Ben Simmons or Brandon Ingram?

Reports are the Sixers are leaning Simmons. He’s the player with the higher ceiling. And if you’re looking for more proof of how much the Sixers like him, look at what Sixers coach Brett Brown said about Simmons on Fox Sports (via ESPN).

“He’s got a hint of Magic, and at times you can see a younger LeBron where you are not sure what position he is,” Brown told Fox Sports. “One moment you think he is a 4, maybe he is a 3, he looks comfortable handling the ball.

“When you say, ‘What is his identifiable elite NBA skill?’ most people will go immediately to passing.

“When you take that collection of comments, and you add it into a 6-foot-10 frame, the comparison to those two players could be a little reckless and ambitious, but there is no denying he really does come to the draft with a very unique skill package.”

I wish coaches/scouts/media would stop comparing players to Magic and LeBron James and other all-time greats. That’s an unfair burden for a player multiple scouts told me likely is more peak Lamar Odom than either of those two.

The question with Simmons is not the potential, rather it is things like his broken jump shot and, more importantly, his willingness to put in the years of work to fix it. He’s not seen as an internally driven guy, but that can be hard to judge in a 19-year-old.

Officially, the Sixers are still looking into which player to take.

“We’ve got extensive research done on Brandon Ingram and Ben Simmons, and we will do more, and we will bring in both for workouts,” Sixers GM Bryan Colangelo told NBC right after the Draft Lottery. “We also interviewed Ingram in Chicago where he participated in some events,” Colangelo said. “We’ve got a lot of observations of who they are as basketball players, but we want to get to know them as people.”
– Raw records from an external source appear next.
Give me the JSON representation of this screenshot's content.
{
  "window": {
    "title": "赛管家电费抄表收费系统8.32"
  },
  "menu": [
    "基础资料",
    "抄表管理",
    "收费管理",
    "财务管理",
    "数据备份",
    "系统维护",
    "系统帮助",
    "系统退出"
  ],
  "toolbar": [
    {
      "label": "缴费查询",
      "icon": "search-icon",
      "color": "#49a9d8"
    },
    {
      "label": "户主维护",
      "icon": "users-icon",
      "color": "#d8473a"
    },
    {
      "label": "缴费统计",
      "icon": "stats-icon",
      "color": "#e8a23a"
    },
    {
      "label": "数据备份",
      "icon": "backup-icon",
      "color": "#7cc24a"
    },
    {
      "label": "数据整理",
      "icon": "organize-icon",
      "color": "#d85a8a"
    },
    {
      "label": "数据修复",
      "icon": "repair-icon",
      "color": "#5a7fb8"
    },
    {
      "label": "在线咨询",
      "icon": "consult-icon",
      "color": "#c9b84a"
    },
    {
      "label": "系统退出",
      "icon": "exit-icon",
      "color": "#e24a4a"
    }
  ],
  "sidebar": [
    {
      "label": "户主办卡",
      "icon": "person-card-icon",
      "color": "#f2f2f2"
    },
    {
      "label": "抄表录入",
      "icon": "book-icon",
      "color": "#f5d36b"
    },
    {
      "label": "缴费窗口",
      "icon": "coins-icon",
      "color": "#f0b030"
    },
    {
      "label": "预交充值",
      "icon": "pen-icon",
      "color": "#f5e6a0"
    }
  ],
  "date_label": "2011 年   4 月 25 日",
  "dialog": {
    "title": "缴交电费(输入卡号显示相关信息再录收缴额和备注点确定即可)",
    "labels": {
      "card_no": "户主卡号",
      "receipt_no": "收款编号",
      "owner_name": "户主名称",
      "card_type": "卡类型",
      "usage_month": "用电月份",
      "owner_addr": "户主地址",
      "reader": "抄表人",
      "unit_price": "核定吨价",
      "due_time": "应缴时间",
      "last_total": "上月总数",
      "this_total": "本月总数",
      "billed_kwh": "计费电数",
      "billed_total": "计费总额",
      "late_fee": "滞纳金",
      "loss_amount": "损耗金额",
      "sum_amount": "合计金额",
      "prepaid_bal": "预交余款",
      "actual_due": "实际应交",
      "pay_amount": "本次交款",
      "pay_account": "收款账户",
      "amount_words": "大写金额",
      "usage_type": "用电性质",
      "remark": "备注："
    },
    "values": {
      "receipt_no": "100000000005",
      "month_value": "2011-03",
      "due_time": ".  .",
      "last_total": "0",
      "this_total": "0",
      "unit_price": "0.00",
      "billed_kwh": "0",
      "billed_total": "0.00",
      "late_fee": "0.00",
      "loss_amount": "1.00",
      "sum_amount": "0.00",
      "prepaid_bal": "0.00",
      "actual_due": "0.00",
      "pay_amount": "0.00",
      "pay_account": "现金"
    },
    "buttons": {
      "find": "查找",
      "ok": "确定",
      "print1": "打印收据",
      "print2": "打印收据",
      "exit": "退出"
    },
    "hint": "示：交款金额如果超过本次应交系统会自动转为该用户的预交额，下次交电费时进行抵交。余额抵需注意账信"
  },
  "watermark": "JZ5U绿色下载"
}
That’s the official line, but when you see comment’s such as Brown’s, it’s clear where the Sixers hearts lie.